(EXTRACTED DATA)
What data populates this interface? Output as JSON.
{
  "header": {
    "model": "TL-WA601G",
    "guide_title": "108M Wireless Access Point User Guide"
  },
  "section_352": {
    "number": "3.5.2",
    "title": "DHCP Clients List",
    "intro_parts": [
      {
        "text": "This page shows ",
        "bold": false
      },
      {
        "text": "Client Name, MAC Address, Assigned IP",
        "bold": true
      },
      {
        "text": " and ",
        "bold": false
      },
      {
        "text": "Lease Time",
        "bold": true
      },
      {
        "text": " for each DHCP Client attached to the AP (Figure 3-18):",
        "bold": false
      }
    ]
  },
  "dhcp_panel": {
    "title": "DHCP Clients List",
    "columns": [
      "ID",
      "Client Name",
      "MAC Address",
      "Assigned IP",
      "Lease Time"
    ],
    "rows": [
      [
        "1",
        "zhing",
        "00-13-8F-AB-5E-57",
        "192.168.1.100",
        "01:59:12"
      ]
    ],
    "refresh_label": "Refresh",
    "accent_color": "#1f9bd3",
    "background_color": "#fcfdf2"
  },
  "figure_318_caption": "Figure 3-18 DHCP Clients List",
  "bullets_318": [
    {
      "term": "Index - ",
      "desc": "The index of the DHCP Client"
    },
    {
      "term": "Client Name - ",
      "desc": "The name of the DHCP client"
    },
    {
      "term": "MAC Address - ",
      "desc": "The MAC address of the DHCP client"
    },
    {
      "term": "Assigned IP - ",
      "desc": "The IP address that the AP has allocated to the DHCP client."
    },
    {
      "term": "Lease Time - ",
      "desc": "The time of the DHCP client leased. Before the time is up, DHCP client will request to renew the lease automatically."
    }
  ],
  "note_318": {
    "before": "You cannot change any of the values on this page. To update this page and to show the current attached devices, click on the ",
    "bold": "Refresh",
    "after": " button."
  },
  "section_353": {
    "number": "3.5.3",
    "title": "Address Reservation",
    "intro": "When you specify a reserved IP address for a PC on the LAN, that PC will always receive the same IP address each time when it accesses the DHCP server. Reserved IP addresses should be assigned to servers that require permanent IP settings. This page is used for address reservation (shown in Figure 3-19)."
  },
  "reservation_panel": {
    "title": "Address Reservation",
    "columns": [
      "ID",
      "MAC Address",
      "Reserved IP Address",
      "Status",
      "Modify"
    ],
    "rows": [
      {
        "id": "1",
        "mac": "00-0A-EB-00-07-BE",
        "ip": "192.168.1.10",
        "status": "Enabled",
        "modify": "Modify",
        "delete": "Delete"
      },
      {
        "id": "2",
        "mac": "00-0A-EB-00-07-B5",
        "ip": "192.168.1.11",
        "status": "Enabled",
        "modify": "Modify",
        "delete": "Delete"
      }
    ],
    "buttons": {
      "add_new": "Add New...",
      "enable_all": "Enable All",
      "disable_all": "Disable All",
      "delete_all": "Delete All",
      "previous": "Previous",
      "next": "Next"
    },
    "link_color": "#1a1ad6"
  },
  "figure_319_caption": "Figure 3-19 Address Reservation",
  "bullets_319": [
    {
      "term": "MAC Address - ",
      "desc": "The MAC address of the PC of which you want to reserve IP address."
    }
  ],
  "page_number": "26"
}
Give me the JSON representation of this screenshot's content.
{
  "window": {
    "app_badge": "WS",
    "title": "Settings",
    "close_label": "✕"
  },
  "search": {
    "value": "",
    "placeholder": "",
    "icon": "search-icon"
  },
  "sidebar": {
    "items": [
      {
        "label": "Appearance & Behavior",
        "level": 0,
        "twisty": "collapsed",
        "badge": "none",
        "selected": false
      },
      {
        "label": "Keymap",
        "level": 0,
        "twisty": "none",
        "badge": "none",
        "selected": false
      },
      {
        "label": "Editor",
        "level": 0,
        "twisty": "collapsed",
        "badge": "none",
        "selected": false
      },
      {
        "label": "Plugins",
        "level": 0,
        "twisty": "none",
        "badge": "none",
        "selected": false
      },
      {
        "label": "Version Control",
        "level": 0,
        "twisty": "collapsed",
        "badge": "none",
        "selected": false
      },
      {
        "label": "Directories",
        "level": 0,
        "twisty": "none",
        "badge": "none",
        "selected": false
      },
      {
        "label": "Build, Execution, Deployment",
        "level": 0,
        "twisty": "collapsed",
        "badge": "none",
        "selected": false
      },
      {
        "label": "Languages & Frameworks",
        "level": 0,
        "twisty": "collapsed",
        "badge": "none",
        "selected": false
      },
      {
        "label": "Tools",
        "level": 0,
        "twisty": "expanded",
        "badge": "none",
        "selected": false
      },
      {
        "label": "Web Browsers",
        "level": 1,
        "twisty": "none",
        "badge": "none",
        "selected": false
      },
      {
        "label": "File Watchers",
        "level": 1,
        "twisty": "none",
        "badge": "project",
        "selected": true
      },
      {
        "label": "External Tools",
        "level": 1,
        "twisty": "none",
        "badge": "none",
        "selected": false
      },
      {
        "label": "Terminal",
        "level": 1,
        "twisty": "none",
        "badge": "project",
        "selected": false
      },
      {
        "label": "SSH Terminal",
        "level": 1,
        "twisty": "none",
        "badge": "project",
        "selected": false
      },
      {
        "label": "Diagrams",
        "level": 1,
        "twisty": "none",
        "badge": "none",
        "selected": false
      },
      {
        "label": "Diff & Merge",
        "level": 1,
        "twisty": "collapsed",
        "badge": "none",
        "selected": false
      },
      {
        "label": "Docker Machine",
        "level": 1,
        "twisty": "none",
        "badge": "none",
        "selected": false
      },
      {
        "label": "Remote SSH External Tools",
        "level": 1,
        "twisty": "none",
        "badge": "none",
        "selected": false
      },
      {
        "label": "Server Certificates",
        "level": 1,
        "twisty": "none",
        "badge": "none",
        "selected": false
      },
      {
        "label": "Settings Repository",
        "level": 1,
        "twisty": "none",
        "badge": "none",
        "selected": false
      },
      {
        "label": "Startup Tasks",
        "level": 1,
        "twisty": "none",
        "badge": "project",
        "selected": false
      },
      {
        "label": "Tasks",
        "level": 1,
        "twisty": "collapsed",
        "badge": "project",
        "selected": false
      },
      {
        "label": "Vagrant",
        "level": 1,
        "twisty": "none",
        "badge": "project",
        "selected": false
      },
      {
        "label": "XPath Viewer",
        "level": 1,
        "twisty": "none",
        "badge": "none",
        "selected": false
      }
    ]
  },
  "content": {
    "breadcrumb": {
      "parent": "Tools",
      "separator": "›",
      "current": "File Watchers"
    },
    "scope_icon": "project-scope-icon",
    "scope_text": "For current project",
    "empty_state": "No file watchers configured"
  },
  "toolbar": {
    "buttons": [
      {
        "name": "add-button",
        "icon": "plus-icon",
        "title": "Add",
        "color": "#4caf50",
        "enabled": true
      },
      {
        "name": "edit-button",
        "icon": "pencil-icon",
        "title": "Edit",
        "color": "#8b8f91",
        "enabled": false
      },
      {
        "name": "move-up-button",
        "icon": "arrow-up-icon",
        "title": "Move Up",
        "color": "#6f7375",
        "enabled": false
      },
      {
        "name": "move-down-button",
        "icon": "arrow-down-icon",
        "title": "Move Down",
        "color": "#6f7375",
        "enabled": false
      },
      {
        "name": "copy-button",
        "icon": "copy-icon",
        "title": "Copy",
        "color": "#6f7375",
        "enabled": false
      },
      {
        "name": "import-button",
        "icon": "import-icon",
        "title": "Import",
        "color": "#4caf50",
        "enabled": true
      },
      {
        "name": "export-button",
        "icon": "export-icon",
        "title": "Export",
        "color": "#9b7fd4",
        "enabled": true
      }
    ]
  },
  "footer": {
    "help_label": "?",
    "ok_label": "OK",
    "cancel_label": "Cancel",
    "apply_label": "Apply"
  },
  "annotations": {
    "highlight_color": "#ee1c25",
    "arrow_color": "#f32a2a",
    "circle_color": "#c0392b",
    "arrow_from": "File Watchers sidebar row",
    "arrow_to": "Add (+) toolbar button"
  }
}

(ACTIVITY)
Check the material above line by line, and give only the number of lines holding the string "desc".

(WRITTEN SOLUTION)
6